Mandela received the Nobel Peace Prize in recognition of his life-long devotion to end segregation. He served as President of South Africa for one term and remained active as an international peacekeeper at the UN until his death in 2013.

What global citizens can do

Nelson Mandela International Day is known as a call to action for all global citizens to reflect upon Mandela’s ideals, which have guided us in the fight to end extreme poverty.

Fifteen years after the global community’s establishment of the Millennium Development Goals (MDGs), over 1 billion people have been lifted out of poverty (defined as living on less than USD $1.25 a day). The primary school net enrolment rate has reached 91% in 2015, up from 83% in 2000 and the global under-five mortality rate has declined by more than half, dropping from 90 to 43 deaths per 1,000 live births between 1990 and 2015.

Tremendous strides have been made from the MDGs, but it’s up to us to ensure that the millions of people who continue to suffer from hunger, health, conflict, inequality and the lack of education, are liberated from extreme poverty.

Mandela’s voice had the ability to shape the unthinkable. If the power of one voice was able to accomplish that, just think about what the powerful voices of many global citizens can do to help those who cannot be heard.

Ending the injustices of the world might seem impossible for some, but if you see the world through the optimistic and empowering eyes of Mandela, all change is possible.

Mandela made the anti-apartheid cause a global issue; you can make developing a world free of extreme poverty and equal for all by making the Global Goals famous.

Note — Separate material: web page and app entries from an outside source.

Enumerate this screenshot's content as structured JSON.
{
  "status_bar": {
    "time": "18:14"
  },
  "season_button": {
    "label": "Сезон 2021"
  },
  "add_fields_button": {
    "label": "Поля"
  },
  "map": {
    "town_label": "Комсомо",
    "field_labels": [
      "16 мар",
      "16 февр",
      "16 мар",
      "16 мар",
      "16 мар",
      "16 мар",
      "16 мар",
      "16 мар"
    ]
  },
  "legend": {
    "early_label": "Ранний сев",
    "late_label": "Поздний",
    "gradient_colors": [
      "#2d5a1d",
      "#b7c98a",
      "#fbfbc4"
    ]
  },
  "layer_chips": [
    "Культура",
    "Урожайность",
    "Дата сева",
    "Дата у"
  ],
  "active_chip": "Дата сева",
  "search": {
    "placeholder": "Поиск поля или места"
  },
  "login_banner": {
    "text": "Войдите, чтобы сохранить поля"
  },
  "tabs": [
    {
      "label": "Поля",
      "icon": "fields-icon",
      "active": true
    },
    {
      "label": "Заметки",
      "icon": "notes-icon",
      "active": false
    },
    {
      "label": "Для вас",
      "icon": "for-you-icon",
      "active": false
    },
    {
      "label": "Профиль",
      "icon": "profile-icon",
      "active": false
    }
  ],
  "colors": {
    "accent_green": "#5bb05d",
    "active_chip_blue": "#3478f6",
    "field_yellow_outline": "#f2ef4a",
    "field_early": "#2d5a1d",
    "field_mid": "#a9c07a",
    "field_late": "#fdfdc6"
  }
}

Go to TAKE ACTION NOW and share the Global Goals with the world.


Demand Equity

Honoring the Extraordinary Vision & Legacy of Nelson Mandela

By John Bertino